The first 50 BIM objects for VMzinc were specially designed by Polantis so that they could seamlessly fit and integrate into any kind of building project. The product categories “Systems and and products for roofing” and “Systems and products for façades” were conceived first in order to reply for the increasing demand of architects, specifiers and other AEC professionals. The other product categories are already under production by Polantis’s expert architects and will be published during 2014.
VMzinc hopes to profit from the ongoing BIM revolution and make sure architects and specifiers in the UK and elsewhere in the world could employ their range of products easily into their projects. The VMzinc catalogue joins hundreds of other CAD and BIM objects catalogues recently published by a many AEC manufacturers in anticipation for the extensive UK BIM reform that will be in full effect on the 1st of January 2016.
UPM the Finnish giant of wood for construction enters the BIM era with the publication of a first CAD and BIM objects catalogue made available for Architects and other specifiers in the UK and the rest of the world online at polantis.com
The first products to be published are systems of wood panels for cladding. UPM chose to make them available in 16 different CAD, BIM and Rendering formats. The BIM components could be easily integrated into a 3D BIM model and enrich any project with an extended palette of colors and motives.
UPM is a frontrunner of the new forest industry the company leads the integration of bio and forest industries into a new, sustainable and innovation-driven future. UPM is known to create value from renewable and recyclable materials.
UPM’s structure consists of the following business areas: UPM Biorefining, UPM Energy, UPM Raflatac, UPM Paper Asia, UPM Paper ENA (Europe and North America) and UPM Plywood.
In 2012, UPM’s sales exceed 10 billion euros.

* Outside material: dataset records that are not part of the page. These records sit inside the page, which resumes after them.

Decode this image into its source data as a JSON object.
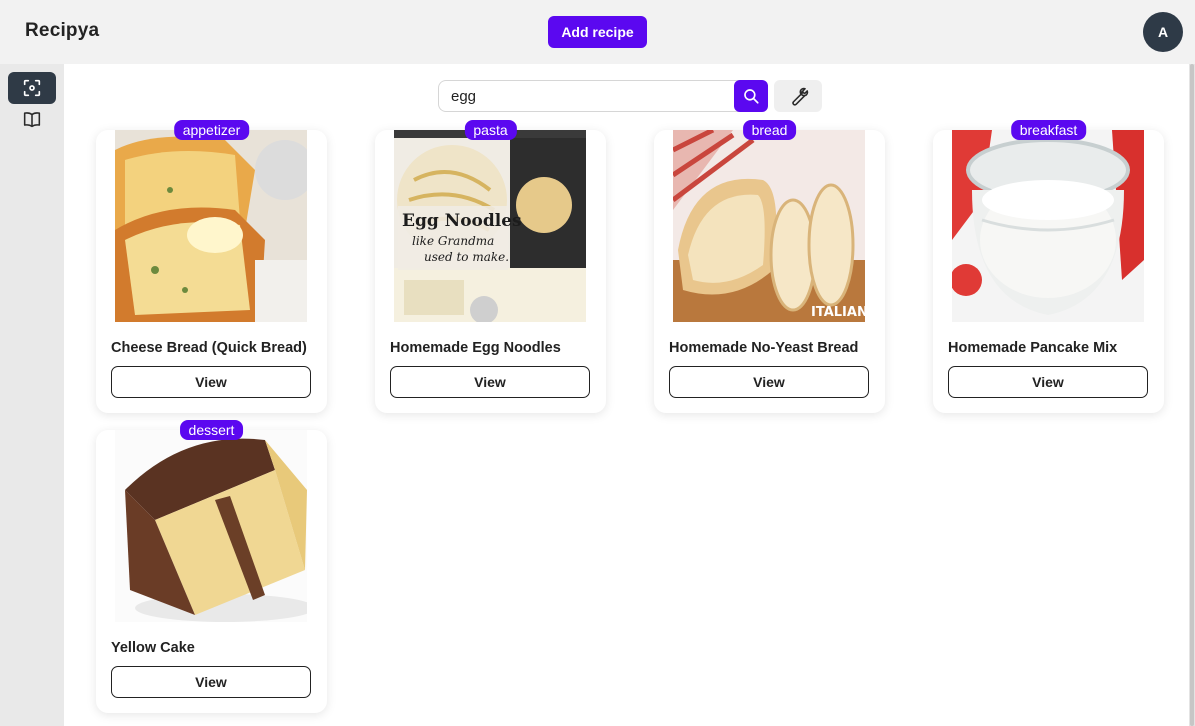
{
  "app": {
    "brand": "Recipya"
  },
  "header": {
    "add_recipe_label": "Add recipe",
    "avatar_initial": "A"
  },
  "sidebar": {
    "items": [
      {
        "icon": "scan-icon",
        "active": true
      },
      {
        "icon": "book-icon",
        "active": false
      }
    ]
  },
  "search": {
    "value": "egg",
    "placeholder": ""
  },
  "colors": {
    "accent": "#5b08f0",
    "sidebar_active": "#2f3a46",
    "avatar": "#2e3a47"
  },
  "recipes": [
    {
      "tag": "appetizer",
      "title": "Cheese Bread (Quick Bread)",
      "view_label": "View"
    },
    {
      "tag": "pasta",
      "title": "Homemade Egg Noodles",
      "view_label": "View",
      "image_text": [
        "Egg Noodles",
        "like Grandma",
        "used to make."
      ]
    },
    {
      "tag": "bread",
      "title": "Homemade No-Yeast Bread",
      "view_label": "View",
      "image_text": [
        "ITALIAN"
      ]
    },
    {
      "tag": "breakfast",
      "title": "Homemade Pancake Mix",
      "view_label": "View"
    },
    {
      "tag": "dessert",
      "title": "Yellow Cake",
      "view_label": "View"
    }
  ]
}
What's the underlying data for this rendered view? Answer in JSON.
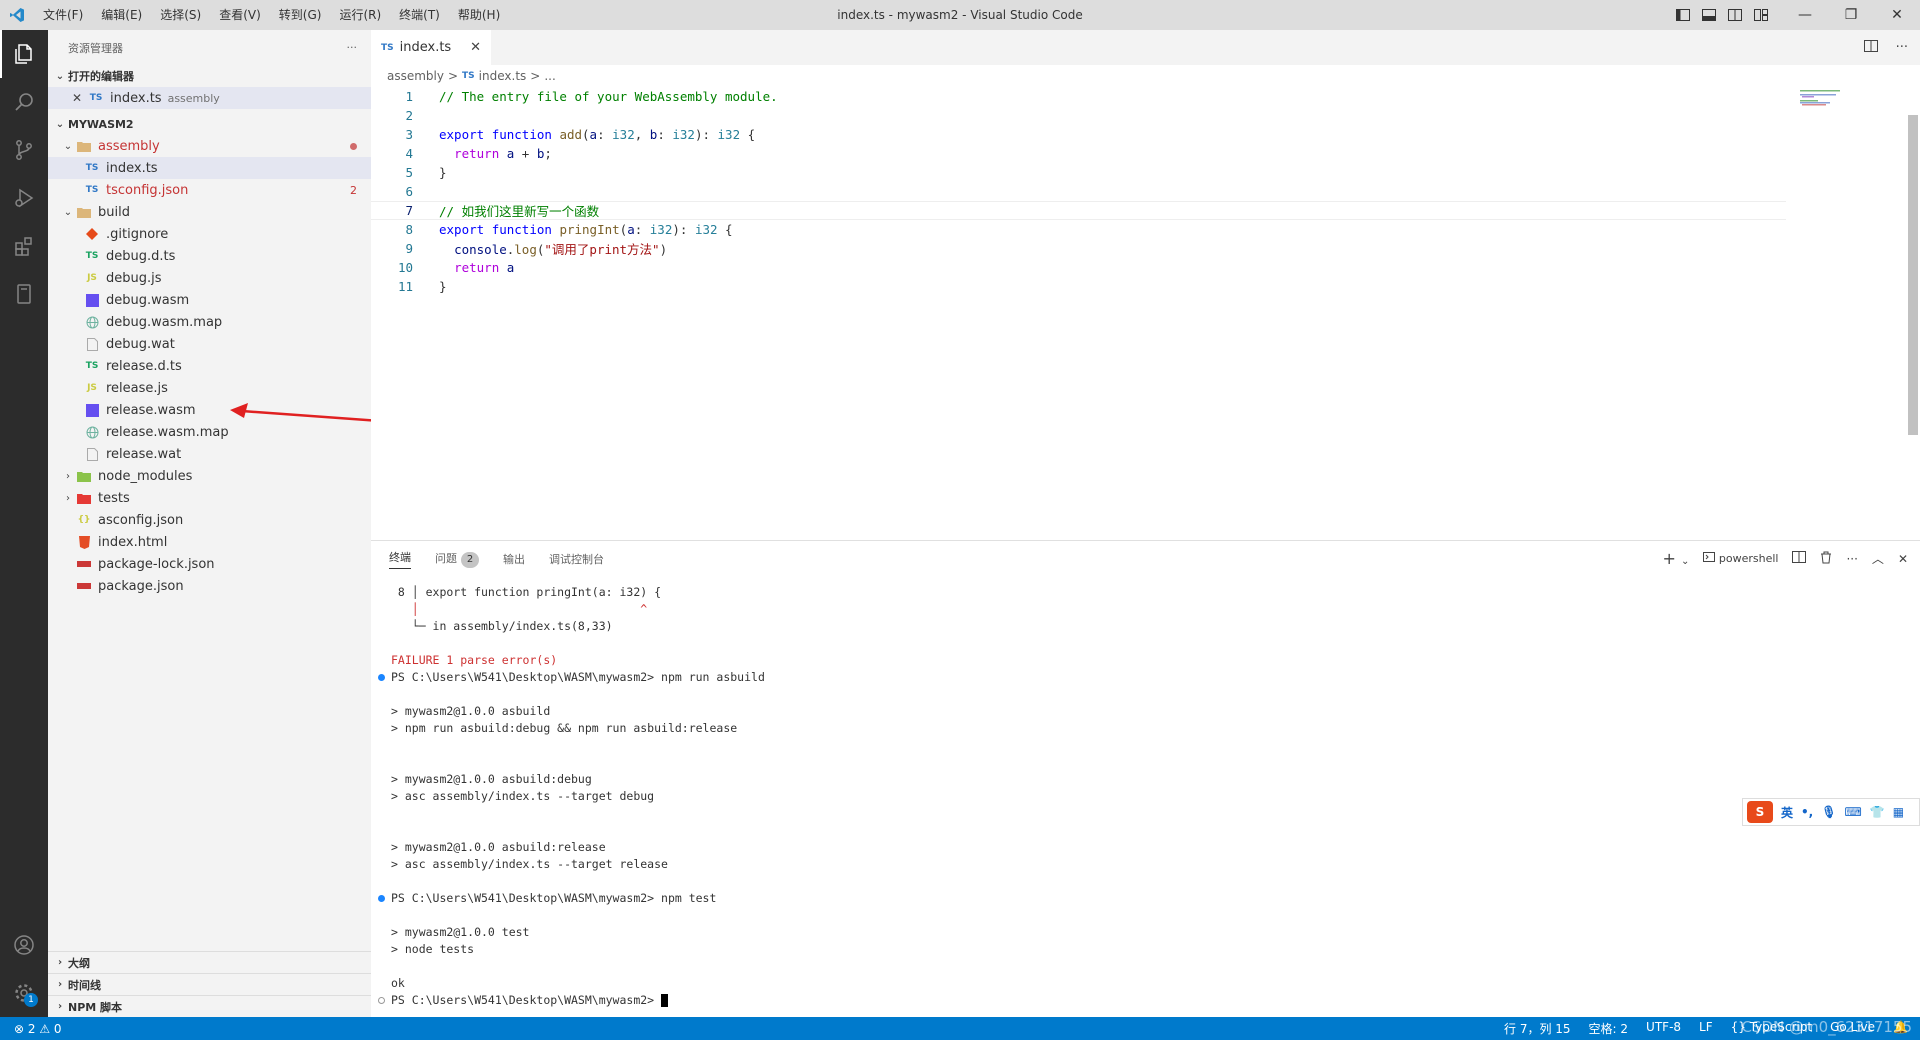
{
  "titlebar": {
    "menu": [
      "文件(F)",
      "编辑(E)",
      "选择(S)",
      "查看(V)",
      "转到(G)",
      "运行(R)",
      "终端(T)",
      "帮助(H)"
    ],
    "title": "index.ts - mywasm2 - Visual Studio Code",
    "minimize": "—",
    "restore": "❐",
    "close": "✕"
  },
  "sidebar": {
    "title": "资源管理器",
    "more": "···",
    "open_editors_title": "打开的编辑器",
    "open_editor": {
      "name": "index.ts",
      "folder": "assembly"
    },
    "project_title": "MYWASM2",
    "tree": [
      {
        "name": "assembly",
        "type": "folder"
      },
      {
        "name": "index.ts",
        "type": "ts"
      },
      {
        "name": "tsconfig.json",
        "type": "ts",
        "errors": "2"
      },
      {
        "name": "build",
        "type": "folder"
      },
      {
        "name": ".gitignore",
        "type": "git"
      },
      {
        "name": "debug.d.ts",
        "type": "ts"
      },
      {
        "name": "debug.js",
        "type": "js"
      },
      {
        "name": "debug.wasm",
        "type": "wasm"
      },
      {
        "name": "debug.wasm.map",
        "type": "map"
      },
      {
        "name": "debug.wat",
        "type": "file"
      },
      {
        "name": "release.d.ts",
        "type": "ts"
      },
      {
        "name": "release.js",
        "type": "js"
      },
      {
        "name": "release.wasm",
        "type": "wasm"
      },
      {
        "name": "release.wasm.map",
        "type": "map"
      },
      {
        "name": "release.wat",
        "type": "file"
      },
      {
        "name": "node_modules",
        "type": "folder"
      },
      {
        "name": "tests",
        "type": "folder"
      },
      {
        "name": "asconfig.json",
        "type": "json"
      },
      {
        "name": "index.html",
        "type": "html"
      },
      {
        "name": "package-lock.json",
        "type": "npm"
      },
      {
        "name": "package.json",
        "type": "npm"
      }
    ],
    "outline": "大纲",
    "timeline": "时间线",
    "npm_scripts": "NPM 脚本"
  },
  "editor": {
    "tab_label": "index.ts",
    "tab_badge": "TS",
    "crumbs": [
      "assembly",
      ">",
      "TS",
      "index.ts",
      ">",
      "..."
    ],
    "line_numbers": [
      "1",
      "2",
      "3",
      "4",
      "5",
      "6",
      "7",
      "8",
      "9",
      "10",
      "11"
    ]
  },
  "panel": {
    "tabs": [
      "终端",
      "问题",
      "输出",
      "调试控制台"
    ],
    "problems_count": "2",
    "shell": "powershell",
    "terminal": [
      " 8 │ export function pringInt(a: i32) {",
      "   │                                ^",
      "   └─ in assembly/index.ts(8,33)",
      "",
      "FAILURE 1 parse error(s)",
      "PS C:\\Users\\W541\\Desktop\\WASM\\mywasm2> npm run asbuild",
      "",
      "> mywasm2@1.0.0 asbuild",
      "> npm run asbuild:debug && npm run asbuild:release",
      "",
      "",
      "> mywasm2@1.0.0 asbuild:debug",
      "> asc assembly/index.ts --target debug",
      "",
      "",
      "> mywasm2@1.0.0 asbuild:release",
      "> asc assembly/index.ts --target release",
      "",
      "PS C:\\Users\\W541\\Desktop\\WASM\\mywasm2> npm test",
      "",
      "> mywasm2@1.0.0 test",
      "> node tests",
      "",
      "ok",
      "PS C:\\Users\\W541\\Desktop\\WASM\\mywasm2> "
    ]
  },
  "ime": {
    "logo": "S",
    "lang": "英"
  },
  "status": {
    "problems": "⊗ 2 ⚠ 0",
    "cursor_pos": "行 7，列 15",
    "spaces": "空格: 2",
    "encoding": "UTF-8",
    "eol": "LF",
    "language": "{} TypeScript",
    "golive": "Go Live",
    "watermark": "CSDN @m0_62317155"
  },
  "colors": {
    "accent": "#007acc",
    "activity_bar": "#2c2c2c",
    "sidebar": "#f3f3f3",
    "arrow": "#e02020"
  }
}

They are present in 65 countries and their production plants exist in 15 different countries. UPM employs over 22,000 people worldwide and their shares are listed on the NASDAQ OMX Helsinki stock exchange.